Confit Byaldi: ‘Ratatouille’

How do you make computer-generated food look delicious? This 2007 Pixar movie has the answer: for its climax, in which Remy the rat must rustle up a dish to win over the terrifying food critic Anton Ego, it drafted in legendary chef Thomas Keller of French Laundry fame as a consultant. The result was a perfectly animated version of one of his signature dishes, which involves layering a piperade (tomato and pepper sauce) with finely sliced aubergine, courgette, tomato and squash. It’s steamed, roasted, then presented in a delicate stack and topped with vinaigrette. Your average vegetarian option, this ain’t.


Christmas pudding: ‘A Christmas Carol’

Charles Dickens’s seasonal favourite isn’t short on mouth-watering grub, but the choice dish is the simply splendid pud at the Cratchits’ feast. In the words of the author “a speckled cannon-ball, so hard and firm, blazing in half-a-quartern of ignited brandy, and bedight with Christmas holly stuck into the top”. God bless us, every one ….

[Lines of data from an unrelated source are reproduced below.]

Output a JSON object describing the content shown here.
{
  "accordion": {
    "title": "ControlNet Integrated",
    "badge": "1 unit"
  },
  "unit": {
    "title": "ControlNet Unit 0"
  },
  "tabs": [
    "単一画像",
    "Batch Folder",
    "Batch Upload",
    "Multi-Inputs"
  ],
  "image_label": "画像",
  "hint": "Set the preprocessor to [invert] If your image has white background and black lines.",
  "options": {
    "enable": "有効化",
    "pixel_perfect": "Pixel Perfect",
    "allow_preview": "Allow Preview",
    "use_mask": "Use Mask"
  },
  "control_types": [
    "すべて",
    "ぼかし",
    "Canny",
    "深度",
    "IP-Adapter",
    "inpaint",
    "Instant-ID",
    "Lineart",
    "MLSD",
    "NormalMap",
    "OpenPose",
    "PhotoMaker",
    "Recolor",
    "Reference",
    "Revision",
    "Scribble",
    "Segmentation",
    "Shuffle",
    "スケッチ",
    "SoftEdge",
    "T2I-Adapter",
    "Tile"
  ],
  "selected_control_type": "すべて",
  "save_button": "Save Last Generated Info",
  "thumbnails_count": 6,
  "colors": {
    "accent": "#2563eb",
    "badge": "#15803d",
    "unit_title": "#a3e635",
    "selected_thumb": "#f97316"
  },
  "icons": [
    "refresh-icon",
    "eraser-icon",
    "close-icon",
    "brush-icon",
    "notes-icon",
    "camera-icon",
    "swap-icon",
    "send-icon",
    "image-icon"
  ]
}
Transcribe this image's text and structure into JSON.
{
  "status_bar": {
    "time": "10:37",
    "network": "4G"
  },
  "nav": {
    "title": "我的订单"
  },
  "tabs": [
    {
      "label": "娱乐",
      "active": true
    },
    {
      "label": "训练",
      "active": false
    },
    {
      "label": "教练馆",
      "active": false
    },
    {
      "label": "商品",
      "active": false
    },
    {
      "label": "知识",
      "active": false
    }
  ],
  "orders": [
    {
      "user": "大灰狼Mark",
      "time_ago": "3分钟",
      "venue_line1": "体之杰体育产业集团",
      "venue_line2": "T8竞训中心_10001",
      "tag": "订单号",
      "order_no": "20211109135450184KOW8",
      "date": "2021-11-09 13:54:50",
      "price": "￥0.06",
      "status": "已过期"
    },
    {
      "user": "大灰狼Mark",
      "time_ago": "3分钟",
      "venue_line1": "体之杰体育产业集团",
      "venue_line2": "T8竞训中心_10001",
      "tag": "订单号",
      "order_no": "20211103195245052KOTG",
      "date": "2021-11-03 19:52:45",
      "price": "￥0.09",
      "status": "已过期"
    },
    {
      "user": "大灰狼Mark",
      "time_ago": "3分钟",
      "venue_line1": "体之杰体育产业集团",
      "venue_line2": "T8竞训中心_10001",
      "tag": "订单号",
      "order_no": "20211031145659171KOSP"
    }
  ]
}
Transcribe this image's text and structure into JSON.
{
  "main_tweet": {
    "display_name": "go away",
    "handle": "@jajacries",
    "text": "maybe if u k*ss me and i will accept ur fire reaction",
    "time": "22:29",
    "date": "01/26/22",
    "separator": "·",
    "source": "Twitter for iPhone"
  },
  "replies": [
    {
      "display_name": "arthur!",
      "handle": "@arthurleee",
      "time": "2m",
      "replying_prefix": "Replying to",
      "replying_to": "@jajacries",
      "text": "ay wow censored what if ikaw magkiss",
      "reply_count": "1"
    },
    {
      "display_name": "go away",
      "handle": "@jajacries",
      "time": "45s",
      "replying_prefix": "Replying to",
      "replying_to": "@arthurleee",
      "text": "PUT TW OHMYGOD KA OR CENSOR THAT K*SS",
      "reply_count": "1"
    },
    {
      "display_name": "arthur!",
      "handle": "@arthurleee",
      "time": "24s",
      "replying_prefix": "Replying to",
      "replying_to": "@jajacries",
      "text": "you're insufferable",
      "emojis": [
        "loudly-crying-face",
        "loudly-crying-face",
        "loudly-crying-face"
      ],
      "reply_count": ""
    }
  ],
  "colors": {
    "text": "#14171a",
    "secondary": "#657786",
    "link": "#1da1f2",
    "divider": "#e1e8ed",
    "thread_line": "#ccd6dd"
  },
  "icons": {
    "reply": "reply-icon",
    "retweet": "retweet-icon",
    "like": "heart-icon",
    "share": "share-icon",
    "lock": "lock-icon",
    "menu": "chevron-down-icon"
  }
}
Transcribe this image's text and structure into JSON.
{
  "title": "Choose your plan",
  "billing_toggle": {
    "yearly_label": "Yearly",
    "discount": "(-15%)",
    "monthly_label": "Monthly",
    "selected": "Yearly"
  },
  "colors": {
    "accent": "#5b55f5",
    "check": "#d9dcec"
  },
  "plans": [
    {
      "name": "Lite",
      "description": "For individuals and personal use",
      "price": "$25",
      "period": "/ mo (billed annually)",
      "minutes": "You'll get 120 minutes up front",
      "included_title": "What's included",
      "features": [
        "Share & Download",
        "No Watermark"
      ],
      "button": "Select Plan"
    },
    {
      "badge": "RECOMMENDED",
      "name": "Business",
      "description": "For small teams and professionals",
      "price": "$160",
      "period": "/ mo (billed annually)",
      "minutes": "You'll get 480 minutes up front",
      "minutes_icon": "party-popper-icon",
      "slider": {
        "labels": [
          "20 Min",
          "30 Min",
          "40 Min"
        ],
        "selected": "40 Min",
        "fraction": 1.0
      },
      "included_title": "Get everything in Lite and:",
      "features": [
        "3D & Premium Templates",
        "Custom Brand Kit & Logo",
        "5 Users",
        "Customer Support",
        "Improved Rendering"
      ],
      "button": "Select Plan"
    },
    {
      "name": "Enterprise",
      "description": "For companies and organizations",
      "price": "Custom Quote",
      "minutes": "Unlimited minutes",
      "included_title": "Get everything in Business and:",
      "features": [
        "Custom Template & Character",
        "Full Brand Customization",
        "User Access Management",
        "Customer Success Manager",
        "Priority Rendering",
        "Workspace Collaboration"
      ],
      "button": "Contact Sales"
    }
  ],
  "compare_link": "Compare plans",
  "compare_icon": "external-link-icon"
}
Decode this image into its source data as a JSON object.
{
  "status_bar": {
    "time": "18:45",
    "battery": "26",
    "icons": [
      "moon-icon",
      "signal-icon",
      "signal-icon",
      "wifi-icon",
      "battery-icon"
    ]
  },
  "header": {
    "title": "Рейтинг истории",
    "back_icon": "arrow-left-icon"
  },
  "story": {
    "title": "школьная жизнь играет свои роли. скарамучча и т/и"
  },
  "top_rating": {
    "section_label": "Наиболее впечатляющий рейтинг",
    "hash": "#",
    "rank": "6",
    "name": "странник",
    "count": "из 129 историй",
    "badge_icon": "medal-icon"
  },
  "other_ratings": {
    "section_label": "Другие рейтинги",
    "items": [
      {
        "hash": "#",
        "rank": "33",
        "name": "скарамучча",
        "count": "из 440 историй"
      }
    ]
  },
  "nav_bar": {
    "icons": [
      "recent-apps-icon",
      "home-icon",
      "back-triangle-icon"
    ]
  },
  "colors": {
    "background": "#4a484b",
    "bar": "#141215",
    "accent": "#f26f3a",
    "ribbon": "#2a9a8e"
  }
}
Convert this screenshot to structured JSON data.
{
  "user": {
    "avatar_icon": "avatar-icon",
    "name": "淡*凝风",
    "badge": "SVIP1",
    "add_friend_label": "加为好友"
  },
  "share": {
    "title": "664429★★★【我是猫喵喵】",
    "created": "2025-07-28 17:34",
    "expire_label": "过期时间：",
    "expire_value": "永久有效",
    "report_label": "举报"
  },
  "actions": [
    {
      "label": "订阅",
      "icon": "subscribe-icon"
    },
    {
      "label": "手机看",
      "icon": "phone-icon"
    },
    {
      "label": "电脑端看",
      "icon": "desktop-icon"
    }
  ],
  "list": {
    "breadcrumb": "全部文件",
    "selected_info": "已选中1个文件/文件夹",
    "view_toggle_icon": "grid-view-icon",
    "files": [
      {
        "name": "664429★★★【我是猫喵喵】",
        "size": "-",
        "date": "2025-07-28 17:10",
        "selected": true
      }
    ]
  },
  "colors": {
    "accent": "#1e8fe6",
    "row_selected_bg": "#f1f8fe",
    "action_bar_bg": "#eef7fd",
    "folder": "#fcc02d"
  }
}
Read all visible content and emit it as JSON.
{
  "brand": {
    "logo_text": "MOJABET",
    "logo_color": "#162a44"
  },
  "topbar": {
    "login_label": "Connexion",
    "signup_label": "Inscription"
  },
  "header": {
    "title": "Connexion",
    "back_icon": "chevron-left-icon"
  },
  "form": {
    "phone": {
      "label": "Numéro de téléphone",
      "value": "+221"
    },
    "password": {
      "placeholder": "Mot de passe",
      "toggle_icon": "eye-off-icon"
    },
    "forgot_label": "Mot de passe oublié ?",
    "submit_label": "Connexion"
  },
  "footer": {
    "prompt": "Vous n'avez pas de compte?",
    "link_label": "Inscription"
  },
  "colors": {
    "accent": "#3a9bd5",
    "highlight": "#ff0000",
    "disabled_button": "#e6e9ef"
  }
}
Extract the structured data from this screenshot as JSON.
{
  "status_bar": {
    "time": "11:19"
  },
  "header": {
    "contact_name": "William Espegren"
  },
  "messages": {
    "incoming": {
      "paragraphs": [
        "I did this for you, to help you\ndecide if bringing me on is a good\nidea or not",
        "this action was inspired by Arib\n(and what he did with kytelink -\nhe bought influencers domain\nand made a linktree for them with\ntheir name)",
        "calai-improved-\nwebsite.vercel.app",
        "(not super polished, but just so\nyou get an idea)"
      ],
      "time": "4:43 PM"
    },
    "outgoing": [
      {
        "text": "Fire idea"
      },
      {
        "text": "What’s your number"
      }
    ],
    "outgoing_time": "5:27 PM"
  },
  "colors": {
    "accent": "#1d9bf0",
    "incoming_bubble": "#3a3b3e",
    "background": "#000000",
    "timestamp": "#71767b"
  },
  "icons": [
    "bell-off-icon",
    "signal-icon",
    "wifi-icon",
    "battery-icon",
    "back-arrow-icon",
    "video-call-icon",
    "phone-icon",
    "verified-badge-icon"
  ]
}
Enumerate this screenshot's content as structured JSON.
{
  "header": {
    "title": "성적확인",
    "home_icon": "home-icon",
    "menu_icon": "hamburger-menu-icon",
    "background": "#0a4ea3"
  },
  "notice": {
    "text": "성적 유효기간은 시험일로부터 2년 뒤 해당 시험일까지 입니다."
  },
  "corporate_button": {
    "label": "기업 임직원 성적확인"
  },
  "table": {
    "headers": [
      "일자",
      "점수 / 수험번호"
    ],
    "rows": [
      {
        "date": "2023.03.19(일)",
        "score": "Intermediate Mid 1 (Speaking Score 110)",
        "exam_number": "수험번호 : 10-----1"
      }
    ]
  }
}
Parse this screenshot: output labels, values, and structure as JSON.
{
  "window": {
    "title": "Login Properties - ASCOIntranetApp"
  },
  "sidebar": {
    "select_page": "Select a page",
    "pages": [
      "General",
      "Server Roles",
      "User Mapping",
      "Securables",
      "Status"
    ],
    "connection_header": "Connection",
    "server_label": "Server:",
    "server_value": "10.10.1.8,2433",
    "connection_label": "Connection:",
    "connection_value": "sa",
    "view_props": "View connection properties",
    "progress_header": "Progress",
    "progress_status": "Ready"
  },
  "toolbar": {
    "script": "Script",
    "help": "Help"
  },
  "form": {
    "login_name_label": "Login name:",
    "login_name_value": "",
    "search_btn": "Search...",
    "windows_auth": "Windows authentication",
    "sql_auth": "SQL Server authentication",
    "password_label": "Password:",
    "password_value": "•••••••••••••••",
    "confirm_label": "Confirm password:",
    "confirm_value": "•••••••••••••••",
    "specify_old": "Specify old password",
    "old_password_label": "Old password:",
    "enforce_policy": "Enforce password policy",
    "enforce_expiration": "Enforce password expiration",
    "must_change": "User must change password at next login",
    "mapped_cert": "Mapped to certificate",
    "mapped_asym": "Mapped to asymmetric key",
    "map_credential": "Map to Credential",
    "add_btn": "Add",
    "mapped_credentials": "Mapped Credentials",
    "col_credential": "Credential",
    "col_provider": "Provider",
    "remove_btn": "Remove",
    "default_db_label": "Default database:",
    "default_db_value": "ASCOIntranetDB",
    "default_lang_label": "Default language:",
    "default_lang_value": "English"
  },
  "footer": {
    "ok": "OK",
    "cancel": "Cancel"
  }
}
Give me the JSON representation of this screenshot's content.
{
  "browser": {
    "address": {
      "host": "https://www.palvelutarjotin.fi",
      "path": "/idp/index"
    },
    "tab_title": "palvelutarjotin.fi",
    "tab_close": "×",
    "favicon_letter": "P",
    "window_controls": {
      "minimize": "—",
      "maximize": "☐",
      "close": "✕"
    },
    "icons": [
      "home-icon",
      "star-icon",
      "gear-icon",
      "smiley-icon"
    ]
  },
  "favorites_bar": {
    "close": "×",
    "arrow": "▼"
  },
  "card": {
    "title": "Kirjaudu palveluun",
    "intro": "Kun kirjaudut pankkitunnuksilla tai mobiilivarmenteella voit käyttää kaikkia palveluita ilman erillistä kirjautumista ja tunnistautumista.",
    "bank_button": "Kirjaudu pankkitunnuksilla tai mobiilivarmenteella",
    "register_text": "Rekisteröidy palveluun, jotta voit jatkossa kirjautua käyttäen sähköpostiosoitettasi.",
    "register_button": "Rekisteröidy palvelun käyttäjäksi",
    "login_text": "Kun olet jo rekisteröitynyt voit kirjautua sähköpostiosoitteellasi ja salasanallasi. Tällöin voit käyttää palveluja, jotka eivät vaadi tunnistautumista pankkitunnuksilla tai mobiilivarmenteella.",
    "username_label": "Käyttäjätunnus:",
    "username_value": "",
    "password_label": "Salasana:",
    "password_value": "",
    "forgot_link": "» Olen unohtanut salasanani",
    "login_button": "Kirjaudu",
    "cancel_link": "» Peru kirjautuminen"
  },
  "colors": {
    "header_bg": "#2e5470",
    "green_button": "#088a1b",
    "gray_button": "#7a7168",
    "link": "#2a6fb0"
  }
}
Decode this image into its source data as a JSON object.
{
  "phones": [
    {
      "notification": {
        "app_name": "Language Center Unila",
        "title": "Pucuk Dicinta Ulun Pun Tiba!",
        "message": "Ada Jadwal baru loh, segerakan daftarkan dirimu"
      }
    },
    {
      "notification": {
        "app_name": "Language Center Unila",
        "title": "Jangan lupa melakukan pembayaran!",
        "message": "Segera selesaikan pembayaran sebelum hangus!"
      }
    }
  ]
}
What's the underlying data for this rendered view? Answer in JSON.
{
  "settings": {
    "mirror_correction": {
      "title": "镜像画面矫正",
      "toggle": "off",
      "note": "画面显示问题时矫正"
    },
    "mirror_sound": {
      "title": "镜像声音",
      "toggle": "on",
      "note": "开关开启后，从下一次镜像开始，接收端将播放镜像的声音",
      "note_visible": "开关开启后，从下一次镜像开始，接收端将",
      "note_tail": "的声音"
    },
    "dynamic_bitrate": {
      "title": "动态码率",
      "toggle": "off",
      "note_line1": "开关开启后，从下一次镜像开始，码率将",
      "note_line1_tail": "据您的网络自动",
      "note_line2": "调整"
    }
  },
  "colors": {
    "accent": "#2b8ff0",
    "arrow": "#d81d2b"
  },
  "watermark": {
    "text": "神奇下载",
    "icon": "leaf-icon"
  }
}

Cherry Pie: ‘Twin Peaks’

Amid all the weirdness of David Lynch’s macabre smalltown soap, what keeps FBI Agent Cooper, and by extension, us, grounded is the thought of a slice of the Double R Diner’s speciality, Norma’s cherry pie. It’s so good he orders three portions at once, while at one point his boss, played by Lynch himself, bellows: “I PLAN ON WRITING AN EPIC POEM ABOUT THIS GORGEOUS PIE.”

‘Pommes et Oranges’: Paul Cézanne

The healthy option. Fruit has obviously long been a staple of the still life, but few painters have imbued it with such solid yet lusciously glowing properties as the French artist. This work is part of a series of six paintings all featuring the same dishes, jug and vivid fruits – good enough to bite.


Macaroons: ‘Marie Antoinette’

The most famous sweet treat in all of culture must be the reverie-prompting madeleines in Proust’s Remembrance of Things Past. But frankly, when it comes to French fancies, we’d rather follow Sofia Coppola and let them – okay us – eat macaroons! Her biopic of the doomed queen featured lavish plates of the things; provided by experts Ladurée, they sweetly summed up their anti-heroine’s pastel-hued indulgence.

Chocolates selection: the Beatles’ ‘Savoy Truffle’

This track may have been written by George Harrison as a warning to chocoholic pal Eric Clapton but its list of flavours, taken from the lid of a box of Mackintosh’s Good News chocolates, is nevertheless highly tempting. Anyone for a “cream tangerine”, a “Montelimar”, a “ginger sling” or a “coffee dessert”?

Wafer-thin mint: ‘The Meaning of Life’

Not even Heston could come up with a culinary invention quite as explosive as this deceptively tiny palate-cleanser from the Monty Python movie; it leaves obese restaurant customer  Mr Creosote splattered all over the walls. Our gut tells us this isn’t a wise after-dinner choice, but  actually we just want to know how it works.

‘Gastronauts’ is at the Royal Court, London SW1 (020 7565 5000, from Thursday to 21 Dec